AIM OF THE EXERCISE
The word "comment" may appear in lines of the data; say how many such lines there are, with nothing beyond the number.

LISTED ENTRIES
──────────
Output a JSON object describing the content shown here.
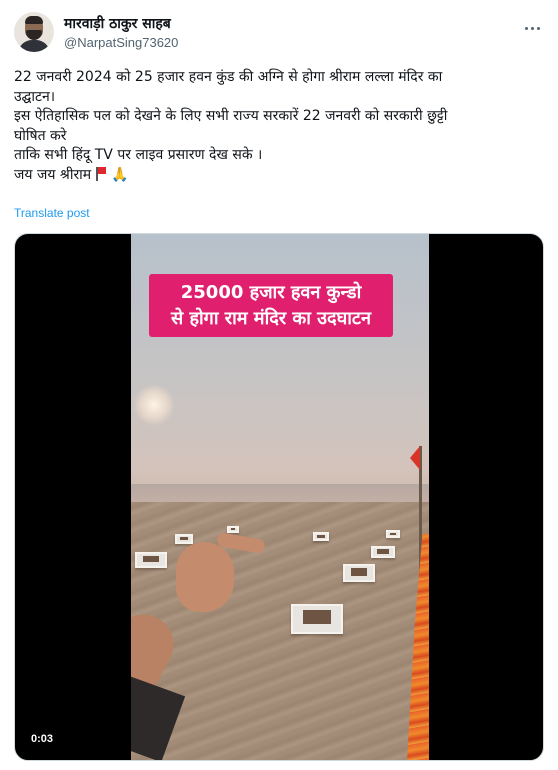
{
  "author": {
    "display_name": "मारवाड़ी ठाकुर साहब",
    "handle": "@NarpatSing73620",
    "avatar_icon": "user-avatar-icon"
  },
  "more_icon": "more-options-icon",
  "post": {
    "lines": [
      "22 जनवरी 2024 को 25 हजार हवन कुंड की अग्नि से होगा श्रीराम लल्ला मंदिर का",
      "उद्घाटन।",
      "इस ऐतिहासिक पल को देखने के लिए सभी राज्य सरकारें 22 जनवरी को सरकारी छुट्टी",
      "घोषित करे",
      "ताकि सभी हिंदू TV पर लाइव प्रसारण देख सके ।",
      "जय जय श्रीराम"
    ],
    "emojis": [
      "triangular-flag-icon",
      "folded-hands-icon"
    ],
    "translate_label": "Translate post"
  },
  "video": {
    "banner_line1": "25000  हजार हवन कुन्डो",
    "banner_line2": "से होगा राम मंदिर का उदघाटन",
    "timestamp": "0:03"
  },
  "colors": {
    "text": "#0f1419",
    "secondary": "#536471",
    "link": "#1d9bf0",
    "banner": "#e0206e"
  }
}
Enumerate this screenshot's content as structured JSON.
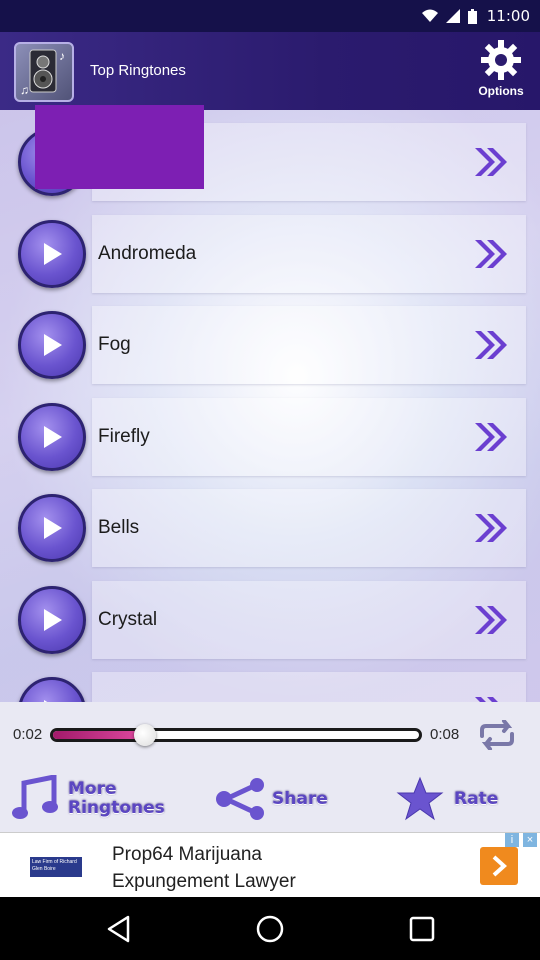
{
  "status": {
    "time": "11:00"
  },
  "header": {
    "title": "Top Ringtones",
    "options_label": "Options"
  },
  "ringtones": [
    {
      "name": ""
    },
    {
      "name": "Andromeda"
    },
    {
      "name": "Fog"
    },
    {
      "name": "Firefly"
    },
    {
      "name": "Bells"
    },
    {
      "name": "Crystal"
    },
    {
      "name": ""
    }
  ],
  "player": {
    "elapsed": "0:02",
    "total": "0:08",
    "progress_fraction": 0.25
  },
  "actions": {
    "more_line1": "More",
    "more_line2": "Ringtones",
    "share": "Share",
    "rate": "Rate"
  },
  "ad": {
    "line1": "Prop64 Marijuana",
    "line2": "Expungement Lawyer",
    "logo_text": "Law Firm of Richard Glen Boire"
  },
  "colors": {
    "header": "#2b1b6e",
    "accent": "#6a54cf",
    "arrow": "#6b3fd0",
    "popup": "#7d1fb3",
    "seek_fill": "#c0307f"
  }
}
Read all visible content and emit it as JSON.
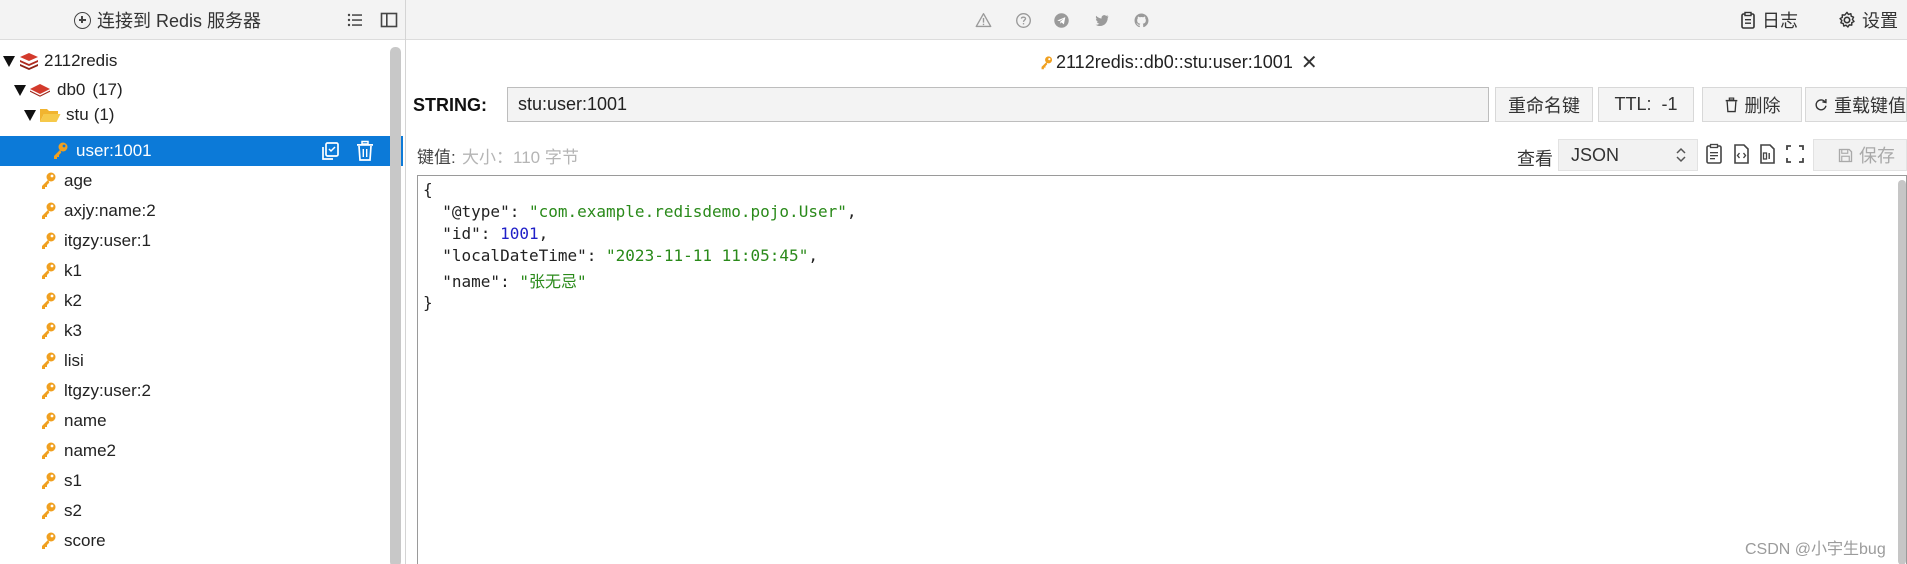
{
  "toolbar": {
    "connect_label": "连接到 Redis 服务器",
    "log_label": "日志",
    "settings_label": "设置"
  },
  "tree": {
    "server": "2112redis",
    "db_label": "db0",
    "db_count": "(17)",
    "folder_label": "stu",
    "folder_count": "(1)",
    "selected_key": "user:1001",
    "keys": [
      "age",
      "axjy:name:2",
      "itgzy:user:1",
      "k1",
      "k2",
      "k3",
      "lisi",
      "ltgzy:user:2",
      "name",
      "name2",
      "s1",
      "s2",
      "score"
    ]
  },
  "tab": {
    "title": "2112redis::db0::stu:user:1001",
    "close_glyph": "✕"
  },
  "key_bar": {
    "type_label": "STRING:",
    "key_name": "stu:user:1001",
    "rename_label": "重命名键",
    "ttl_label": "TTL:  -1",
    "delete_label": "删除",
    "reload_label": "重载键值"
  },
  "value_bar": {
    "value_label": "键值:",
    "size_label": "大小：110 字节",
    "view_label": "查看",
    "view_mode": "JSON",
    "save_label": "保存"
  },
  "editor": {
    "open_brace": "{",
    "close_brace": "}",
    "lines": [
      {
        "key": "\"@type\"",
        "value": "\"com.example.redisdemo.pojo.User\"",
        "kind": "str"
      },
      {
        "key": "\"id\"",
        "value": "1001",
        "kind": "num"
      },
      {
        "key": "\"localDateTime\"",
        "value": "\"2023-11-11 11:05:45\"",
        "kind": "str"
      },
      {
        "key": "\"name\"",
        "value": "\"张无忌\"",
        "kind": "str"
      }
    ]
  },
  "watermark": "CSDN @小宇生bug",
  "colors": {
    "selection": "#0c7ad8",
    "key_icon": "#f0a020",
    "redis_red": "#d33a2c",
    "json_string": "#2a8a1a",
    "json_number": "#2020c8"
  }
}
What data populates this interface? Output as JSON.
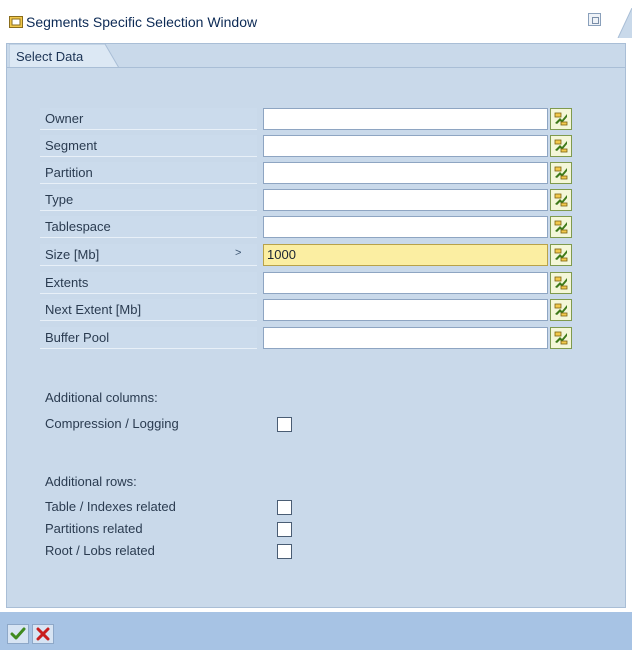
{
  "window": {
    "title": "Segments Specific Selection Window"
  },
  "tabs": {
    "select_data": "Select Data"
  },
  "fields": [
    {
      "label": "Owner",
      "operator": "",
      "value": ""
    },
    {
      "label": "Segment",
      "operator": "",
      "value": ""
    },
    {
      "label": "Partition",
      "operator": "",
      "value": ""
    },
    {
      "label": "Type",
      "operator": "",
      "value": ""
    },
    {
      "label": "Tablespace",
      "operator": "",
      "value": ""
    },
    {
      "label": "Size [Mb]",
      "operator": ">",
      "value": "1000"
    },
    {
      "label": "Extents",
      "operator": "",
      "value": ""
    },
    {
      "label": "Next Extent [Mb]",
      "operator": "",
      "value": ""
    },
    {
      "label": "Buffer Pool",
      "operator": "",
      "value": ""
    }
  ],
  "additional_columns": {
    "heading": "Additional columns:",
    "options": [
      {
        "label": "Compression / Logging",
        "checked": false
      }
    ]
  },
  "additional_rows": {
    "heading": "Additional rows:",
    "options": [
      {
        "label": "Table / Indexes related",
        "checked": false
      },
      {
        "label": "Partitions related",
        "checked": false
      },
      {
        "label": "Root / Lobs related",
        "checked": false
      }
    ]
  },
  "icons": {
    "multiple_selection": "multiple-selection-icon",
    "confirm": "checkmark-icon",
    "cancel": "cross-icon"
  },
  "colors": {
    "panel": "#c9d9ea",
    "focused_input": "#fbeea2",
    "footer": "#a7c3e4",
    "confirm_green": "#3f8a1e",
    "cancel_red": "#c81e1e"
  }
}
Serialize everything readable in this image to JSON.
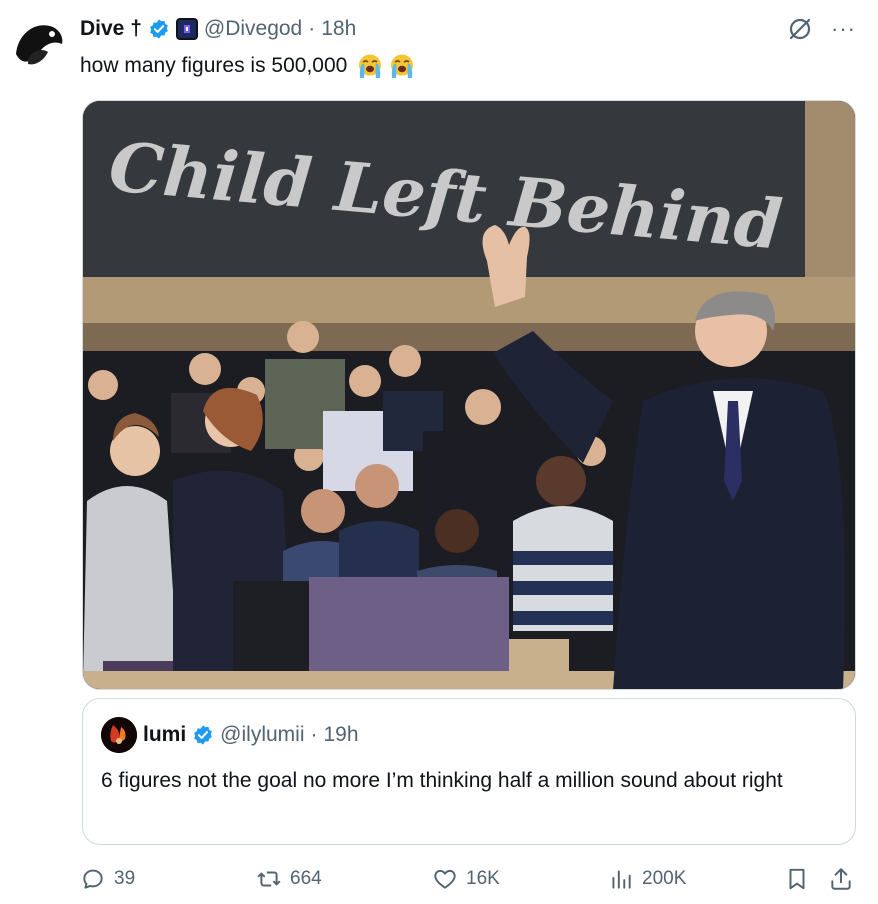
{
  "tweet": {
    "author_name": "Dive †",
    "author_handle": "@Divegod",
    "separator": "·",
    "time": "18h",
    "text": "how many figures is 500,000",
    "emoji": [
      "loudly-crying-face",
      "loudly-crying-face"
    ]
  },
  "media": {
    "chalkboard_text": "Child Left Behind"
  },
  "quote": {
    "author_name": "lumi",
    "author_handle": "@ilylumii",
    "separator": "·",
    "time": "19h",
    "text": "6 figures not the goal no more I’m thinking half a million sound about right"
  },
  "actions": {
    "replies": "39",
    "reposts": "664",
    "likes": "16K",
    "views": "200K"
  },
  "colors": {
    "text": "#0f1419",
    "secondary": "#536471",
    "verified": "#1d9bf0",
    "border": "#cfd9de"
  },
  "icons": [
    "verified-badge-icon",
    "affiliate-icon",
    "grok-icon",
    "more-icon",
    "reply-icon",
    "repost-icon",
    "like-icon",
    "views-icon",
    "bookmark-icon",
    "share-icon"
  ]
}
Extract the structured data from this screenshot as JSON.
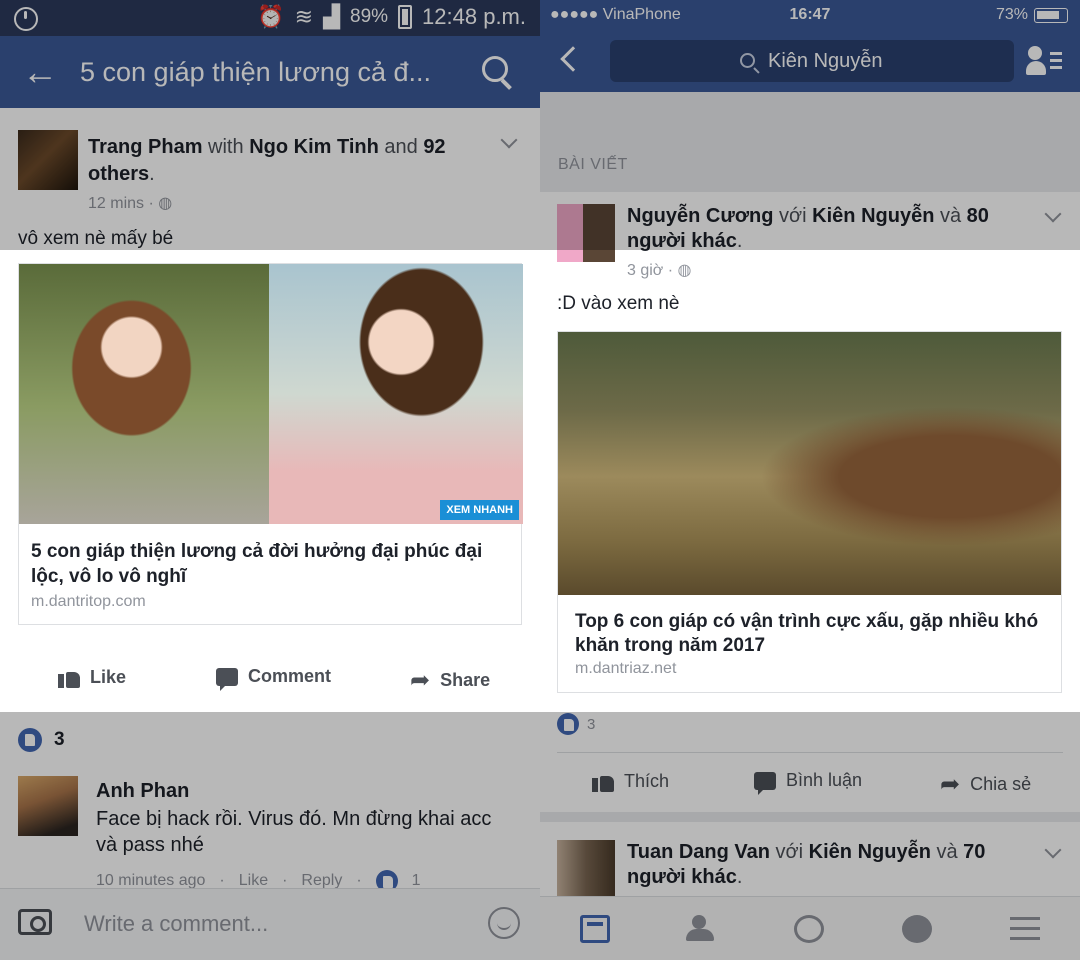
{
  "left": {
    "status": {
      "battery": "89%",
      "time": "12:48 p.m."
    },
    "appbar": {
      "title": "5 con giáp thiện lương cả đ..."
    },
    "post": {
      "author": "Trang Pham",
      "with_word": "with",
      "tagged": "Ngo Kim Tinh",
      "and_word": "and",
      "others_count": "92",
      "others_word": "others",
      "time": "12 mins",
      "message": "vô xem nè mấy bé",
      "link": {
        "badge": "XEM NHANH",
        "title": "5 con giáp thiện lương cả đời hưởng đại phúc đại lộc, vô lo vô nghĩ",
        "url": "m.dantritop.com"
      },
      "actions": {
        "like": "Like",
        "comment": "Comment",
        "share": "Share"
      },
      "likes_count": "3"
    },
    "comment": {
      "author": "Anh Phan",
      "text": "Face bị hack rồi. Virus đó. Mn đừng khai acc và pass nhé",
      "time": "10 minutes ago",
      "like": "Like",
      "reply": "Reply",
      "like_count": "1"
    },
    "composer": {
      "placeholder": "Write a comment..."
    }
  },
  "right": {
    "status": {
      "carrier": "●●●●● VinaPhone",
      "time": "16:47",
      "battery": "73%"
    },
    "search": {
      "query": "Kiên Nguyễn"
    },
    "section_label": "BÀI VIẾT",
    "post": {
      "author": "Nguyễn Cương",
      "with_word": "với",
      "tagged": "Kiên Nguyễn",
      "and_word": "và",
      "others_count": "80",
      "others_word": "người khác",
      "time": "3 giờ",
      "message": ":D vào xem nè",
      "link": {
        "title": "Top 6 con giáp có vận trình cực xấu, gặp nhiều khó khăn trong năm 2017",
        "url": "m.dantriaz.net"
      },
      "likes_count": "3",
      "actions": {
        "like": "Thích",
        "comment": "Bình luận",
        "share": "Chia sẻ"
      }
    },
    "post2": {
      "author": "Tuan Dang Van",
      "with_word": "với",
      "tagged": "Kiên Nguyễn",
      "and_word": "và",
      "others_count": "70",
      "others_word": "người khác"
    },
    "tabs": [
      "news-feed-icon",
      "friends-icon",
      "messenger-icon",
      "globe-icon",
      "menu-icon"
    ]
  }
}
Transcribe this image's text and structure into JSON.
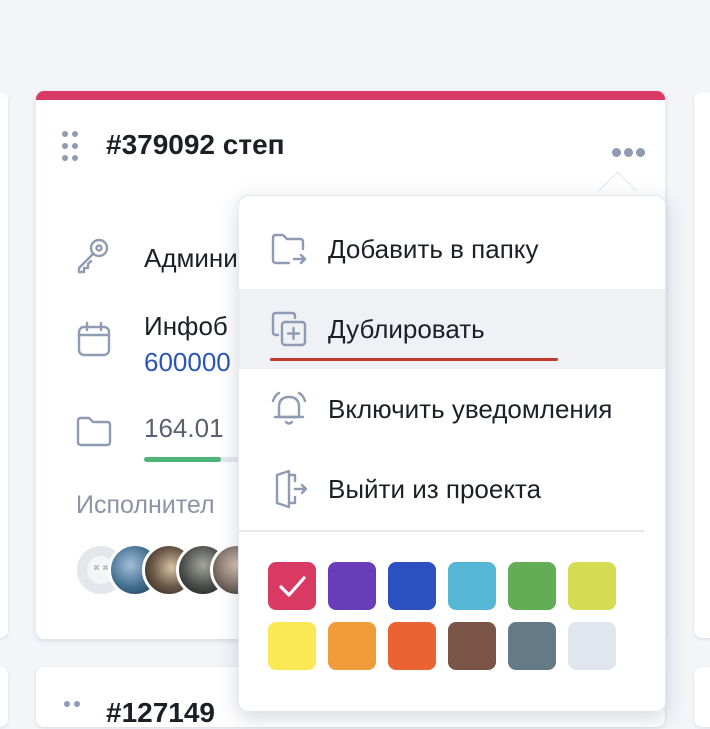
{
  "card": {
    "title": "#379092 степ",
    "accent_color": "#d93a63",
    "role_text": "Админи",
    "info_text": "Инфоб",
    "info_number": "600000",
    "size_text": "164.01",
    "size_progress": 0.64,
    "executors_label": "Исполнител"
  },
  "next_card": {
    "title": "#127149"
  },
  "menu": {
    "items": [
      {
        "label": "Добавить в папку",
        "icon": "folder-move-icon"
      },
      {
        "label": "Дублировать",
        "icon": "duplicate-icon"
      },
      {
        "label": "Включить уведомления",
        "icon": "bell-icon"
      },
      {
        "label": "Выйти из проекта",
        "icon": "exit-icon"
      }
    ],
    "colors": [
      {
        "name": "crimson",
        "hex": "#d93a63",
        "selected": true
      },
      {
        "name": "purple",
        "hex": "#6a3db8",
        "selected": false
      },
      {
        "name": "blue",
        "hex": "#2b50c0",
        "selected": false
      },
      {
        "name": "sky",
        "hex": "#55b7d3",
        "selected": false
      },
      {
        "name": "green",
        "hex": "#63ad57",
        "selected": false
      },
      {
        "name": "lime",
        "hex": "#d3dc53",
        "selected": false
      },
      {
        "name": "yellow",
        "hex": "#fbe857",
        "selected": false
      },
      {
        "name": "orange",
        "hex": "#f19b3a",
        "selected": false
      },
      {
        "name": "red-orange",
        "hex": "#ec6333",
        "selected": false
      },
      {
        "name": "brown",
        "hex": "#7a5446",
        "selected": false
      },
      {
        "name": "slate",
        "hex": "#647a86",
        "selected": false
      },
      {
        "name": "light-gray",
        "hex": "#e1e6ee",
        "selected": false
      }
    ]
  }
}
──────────
SOLUTION BELOW
4